The Jackson Kush plan has seen early successes including the election of MXGM elder, Chokwe Lumumba as mayor of Jackson in 2013. We anticipate we will see many more victories under the Plan, and a fundamental and long-term shift in the conditions of the communities there. Moreover, we anticipate this Plan to serve as a model for self-determination projects across the country.
In honor of Mumia who has championed self-determination for African descended communities, each day the Malcolm X Grassroots Movement grows its commitment and willingness for self-determination, and our eye towards Freedom and Liberation. This is best summarized in our mantra: “We will be free. Toward that end, we will work to honor the legacy of our ancestors, for our own progress and for future generations.”
Free Mumia! Free ‘em all! Free the Land!
Get involved with the Free Mumia Movement
Visit the Bring Mumia Home website
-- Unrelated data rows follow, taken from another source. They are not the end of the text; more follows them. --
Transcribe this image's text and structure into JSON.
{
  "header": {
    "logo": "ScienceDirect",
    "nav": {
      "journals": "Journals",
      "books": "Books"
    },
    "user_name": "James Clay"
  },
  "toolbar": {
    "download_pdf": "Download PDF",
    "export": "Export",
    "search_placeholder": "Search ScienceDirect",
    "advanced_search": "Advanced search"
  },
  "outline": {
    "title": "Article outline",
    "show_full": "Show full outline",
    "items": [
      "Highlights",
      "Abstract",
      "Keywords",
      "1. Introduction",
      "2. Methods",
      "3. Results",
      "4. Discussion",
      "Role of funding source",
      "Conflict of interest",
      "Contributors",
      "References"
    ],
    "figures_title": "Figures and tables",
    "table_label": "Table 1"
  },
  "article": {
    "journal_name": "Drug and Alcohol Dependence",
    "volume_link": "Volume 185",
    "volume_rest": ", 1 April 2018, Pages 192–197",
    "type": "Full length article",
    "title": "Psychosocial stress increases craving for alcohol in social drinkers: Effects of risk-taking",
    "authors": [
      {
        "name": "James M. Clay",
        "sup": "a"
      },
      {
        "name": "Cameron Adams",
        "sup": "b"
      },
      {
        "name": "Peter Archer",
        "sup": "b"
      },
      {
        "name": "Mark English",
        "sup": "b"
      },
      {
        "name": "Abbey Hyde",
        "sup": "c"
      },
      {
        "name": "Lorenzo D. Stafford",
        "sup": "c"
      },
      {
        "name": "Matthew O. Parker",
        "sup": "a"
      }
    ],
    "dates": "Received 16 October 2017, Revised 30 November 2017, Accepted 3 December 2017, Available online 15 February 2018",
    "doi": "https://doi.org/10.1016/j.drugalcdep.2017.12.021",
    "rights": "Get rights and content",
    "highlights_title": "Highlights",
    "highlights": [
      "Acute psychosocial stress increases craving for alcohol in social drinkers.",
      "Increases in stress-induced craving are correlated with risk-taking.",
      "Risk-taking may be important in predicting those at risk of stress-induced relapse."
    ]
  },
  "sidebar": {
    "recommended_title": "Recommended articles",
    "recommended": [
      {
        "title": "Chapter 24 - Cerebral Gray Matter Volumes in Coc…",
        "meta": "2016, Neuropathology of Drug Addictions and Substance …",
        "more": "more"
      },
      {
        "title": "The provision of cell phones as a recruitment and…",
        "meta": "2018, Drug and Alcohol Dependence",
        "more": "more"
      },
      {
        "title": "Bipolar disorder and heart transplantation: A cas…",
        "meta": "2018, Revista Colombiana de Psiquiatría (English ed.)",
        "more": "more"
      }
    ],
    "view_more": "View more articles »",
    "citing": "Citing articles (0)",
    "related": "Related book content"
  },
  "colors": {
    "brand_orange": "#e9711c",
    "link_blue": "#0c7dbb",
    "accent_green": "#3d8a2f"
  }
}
Connect with the Bring Mumia Home campaign on twitter
Contribute to the “60 for Mumia’s 60th Birthday” Indiegogo campaign
Sign the petition to Free Mumia on change.org
A native of Philadelphia by way of Egypt, Liz Derias has over 13 years of national and international youth and community organizing, popular education training, and advocacy experience, working with organizations such as Sankofa Community Empowerment and the Arab Resource and Organizing Center. A 2001 graduate of the Movement Activist Apprenticeship Program (MAAP) of the Center for Third World Organizing, she is committed to racial justice for working-class communities. While there, she worked on various healthcare justice campaigns of AGENDA in Los Angeles, CA.
A resident of Oakland for eight years, Liz served as the Educational Program Coordinator for the School of Unity and Liberation (SOUL), leading national training programs in popular education. As an organizer for Leadership Excellence, she worked with a team of youth interns, elected officials, an advisory committee, parents, and community members on the West Oakland Teen Center Survey and Development Project, which secured over $ 8 million dollars for a new state-of-the-art youth center in West Oakland. A former organizer with Youth Together, Liz fought for educational justice and finance reform for California’s public school students through the Kids Countcampaign.
Liz has published several articles, namely, “Black and Arab Solidarity: What Could It Mean?” published on a-rab.net, and “Educating with Soul”, published in, Race, Poverty, and the Environment, Fall 2007. She is the narrator of the documentary, COINTELPRO 101, produced by the Freedom Archives. Liz is an organizing member of the Malcolm X Grassroots Movement.